» What this task involves
Your answer must be an exact copy of the records below.

» Data listing
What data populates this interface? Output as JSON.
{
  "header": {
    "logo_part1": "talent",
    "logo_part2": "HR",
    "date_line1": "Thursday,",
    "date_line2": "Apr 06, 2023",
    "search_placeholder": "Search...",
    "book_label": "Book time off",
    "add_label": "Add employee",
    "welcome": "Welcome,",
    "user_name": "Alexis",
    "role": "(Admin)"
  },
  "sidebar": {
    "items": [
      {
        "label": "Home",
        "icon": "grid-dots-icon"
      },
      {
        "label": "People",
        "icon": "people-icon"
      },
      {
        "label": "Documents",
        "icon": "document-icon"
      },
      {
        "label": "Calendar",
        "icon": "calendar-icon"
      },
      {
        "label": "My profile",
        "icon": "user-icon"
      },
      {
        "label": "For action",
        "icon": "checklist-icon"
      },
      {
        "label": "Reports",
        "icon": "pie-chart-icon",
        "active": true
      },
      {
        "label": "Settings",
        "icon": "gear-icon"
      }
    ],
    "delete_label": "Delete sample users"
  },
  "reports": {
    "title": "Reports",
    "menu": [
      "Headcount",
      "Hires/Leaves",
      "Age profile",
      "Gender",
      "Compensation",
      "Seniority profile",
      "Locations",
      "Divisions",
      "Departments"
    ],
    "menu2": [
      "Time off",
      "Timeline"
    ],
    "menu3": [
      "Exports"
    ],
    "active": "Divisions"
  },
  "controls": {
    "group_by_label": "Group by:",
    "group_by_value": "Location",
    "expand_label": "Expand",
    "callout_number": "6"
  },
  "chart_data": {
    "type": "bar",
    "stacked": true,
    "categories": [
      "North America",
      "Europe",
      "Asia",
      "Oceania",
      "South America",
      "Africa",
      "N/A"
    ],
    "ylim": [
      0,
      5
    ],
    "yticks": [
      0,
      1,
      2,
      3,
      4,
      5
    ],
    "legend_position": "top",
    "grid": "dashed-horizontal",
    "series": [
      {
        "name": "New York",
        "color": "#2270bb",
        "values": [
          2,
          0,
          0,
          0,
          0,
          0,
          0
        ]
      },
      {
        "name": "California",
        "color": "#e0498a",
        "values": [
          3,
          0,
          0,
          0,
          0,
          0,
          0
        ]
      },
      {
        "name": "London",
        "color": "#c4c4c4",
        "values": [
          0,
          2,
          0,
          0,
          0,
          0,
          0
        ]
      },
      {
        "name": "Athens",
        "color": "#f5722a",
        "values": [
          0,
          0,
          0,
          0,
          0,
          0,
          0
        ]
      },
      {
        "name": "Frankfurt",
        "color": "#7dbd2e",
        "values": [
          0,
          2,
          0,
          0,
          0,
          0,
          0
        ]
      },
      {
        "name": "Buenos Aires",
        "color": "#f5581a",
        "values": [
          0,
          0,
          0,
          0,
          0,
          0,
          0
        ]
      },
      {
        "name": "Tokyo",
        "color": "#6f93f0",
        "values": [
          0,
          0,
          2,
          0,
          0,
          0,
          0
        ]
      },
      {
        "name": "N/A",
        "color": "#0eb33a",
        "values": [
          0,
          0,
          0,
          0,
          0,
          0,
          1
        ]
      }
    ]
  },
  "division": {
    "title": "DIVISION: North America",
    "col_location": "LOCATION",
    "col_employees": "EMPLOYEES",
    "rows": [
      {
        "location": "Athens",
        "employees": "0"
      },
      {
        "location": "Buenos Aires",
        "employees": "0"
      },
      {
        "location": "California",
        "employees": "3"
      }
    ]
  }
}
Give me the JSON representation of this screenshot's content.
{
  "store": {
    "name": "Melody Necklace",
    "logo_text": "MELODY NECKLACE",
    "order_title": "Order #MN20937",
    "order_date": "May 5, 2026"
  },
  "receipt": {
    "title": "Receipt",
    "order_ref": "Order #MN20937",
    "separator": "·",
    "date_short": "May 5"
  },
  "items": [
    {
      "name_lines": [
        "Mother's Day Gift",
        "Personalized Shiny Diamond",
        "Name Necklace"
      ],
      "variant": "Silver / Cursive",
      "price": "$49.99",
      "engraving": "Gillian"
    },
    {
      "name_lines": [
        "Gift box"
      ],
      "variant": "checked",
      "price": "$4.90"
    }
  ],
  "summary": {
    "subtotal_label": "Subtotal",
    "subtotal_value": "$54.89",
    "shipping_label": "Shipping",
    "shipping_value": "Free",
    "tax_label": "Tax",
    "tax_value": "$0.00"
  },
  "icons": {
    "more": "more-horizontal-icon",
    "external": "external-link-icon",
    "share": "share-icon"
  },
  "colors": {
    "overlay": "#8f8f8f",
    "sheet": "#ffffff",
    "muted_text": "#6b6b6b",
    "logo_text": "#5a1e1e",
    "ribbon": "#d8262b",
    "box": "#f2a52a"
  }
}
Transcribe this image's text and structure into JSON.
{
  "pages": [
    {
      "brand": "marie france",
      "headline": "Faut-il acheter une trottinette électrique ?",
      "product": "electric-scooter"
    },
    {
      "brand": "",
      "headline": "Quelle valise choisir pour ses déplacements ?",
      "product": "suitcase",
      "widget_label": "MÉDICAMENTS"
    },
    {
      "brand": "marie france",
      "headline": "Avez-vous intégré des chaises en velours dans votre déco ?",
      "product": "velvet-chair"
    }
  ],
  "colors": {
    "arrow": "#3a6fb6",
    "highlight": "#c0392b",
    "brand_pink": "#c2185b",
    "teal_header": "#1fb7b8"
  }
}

» Answer box
What data populates this interface? Output as JSON.
{
  "header": {
    "logo_part1": "talent",
    "logo_part2": "HR",
    "date_line1": "Thursday,",
    "date_line2": "Apr 06, 2023",
    "search_placeholder": "Search...",
    "book_label": "Book time off",
    "add_label": "Add employee",
    "welcome": "Welcome,",
    "user_name": "Alexis",
    "role": "(Admin)"
  },
  "sidebar": {
    "items": [
      {
        "label": "Home",
        "icon": "grid-dots-icon"
      },
      {
        "label": "People",
        "icon": "people-icon"
      },
      {
        "label": "Documents",
        "icon": "document-icon"
      },
      {
        "label": "Calendar",
        "icon": "calendar-icon"
      },
      {
        "label": "My profile",
        "icon": "user-icon"
      },
      {
        "label": "For action",
        "icon": "checklist-icon"
      },
      {
        "label": "Reports",
        "icon": "pie-chart-icon",
        "active": true
      },
      {
        "label": "Settings",
        "icon": "gear-icon"
      }
    ],
    "delete_label": "Delete sample users"
  },
  "reports": {
    "title": "Reports",
    "menu": [
      "Headcount",
      "Hires/Leaves",
      "Age profile",
      "Gender",
      "Compensation",
      "Seniority profile",
      "Locations",
      "Divisions",
      "Departments"
    ],
    "menu2": [
      "Time off",
      "Timeline"
    ],
    "menu3": [
      "Exports"
    ],
    "active": "Divisions"
  },
  "controls": {
    "group_by_label": "Group by:",
    "group_by_value": "Location",
    "expand_label": "Expand",
    "callout_number": "6"
  },
  "chart_data": {
    "type": "bar",
    "stacked": true,
    "categories": [
      "North America",
      "Europe",
      "Asia",
      "Oceania",
      "South America",
      "Africa",
      "N/A"
    ],
    "ylim": [
      0,
      5
    ],
    "yticks": [
      0,
      1,
      2,
      3,
      4,
      5
    ],
    "legend_position": "top",
    "grid": "dashed-horizontal",
    "series": [
      {
        "name": "New York",
        "color": "#2270bb",
        "values": [
          2,
          0,
          0,
          0,
          0,
          0,
          0
        ]
      },
      {
        "name": "California",
        "color": "#e0498a",
        "values": [
          3,
          0,
          0,
          0,
          0,
          0,
          0
        ]
      },
      {
        "name": "London",
        "color": "#c4c4c4",
        "values": [
          0,
          2,
          0,
          0,
          0,
          0,
          0
        ]
      },
      {
        "name": "Athens",
        "color": "#f5722a",
        "values": [
          0,
          0,
          0,
          0,
          0,
          0,
          0
        ]
      },
      {
        "name": "Frankfurt",
        "color": "#7dbd2e",
        "values": [
          0,
          2,
          0,
          0,
          0,
          0,
          0
        ]
      },
      {
        "name": "Buenos Aires",
        "color": "#f5581a",
        "values": [
          0,
          0,
          0,
          0,
          0,
          0,
          0
        ]
      },
      {
        "name": "Tokyo",
        "color": "#6f93f0",
        "values": [
          0,
          0,
          2,
          0,
          0,
          0,
          0
        ]
      },
      {
        "name": "N/A",
        "color": "#0eb33a",
        "values": [
          0,
          0,
          0,
          0,
          0,
          0,
          1
        ]
      }
    ]
  },
  "division": {
    "title": "DIVISION: North America",
    "col_location": "LOCATION",
    "col_employees": "EMPLOYEES",
    "rows": [
      {
        "location": "Athens",
        "employees": "0"
      },
      {
        "location": "Buenos Aires",
        "employees": "0"
      },
      {
        "location": "California",
        "employees": "3"
      }
    ]
  }
}
Give me the JSON representation of this screenshot's content.
{
  "store": {
    "name": "Melody Necklace",
    "logo_text": "MELODY NECKLACE",
    "order_title": "Order #MN20937",
    "order_date": "May 5, 2026"
  },
  "receipt": {
    "title": "Receipt",
    "order_ref": "Order #MN20937",
    "separator": "·",
    "date_short": "May 5"
  },
  "items": [
    {
      "name_lines": [
        "Mother's Day Gift",
        "Personalized Shiny Diamond",
        "Name Necklace"
      ],
      "variant": "Silver / Cursive",
      "price": "$49.99",
      "engraving": "Gillian"
    },
    {
      "name_lines": [
        "Gift box"
      ],
      "variant": "checked",
      "price": "$4.90"
    }
  ],
  "summary": {
    "subtotal_label": "Subtotal",
    "subtotal_value": "$54.89",
    "shipping_label": "Shipping",
    "shipping_value": "Free",
    "tax_label": "Tax",
    "tax_value": "$0.00"
  },
  "icons": {
    "more": "more-horizontal-icon",
    "external": "external-link-icon",
    "share": "share-icon"
  },
  "colors": {
    "overlay": "#8f8f8f",
    "sheet": "#ffffff",
    "muted_text": "#6b6b6b",
    "logo_text": "#5a1e1e",
    "ribbon": "#d8262b",
    "box": "#f2a52a"
  }
}
Transcribe this image's text and structure into JSON.
{
  "pages": [
    {
      "brand": "marie france",
      "headline": "Faut-il acheter une trottinette électrique ?",
      "product": "electric-scooter"
    },
    {
      "brand": "",
      "headline": "Quelle valise choisir pour ses déplacements ?",
      "product": "suitcase",
      "widget_label": "MÉDICAMENTS"
    },
    {
      "brand": "marie france",
      "headline": "Avez-vous intégré des chaises en velours dans votre déco ?",
      "product": "velvet-chair"
    }
  ],
  "colors": {
    "arrow": "#3a6fb6",
    "highlight": "#c0392b",
    "brand_pink": "#c2185b",
    "teal_header": "#1fb7b8"
  }
}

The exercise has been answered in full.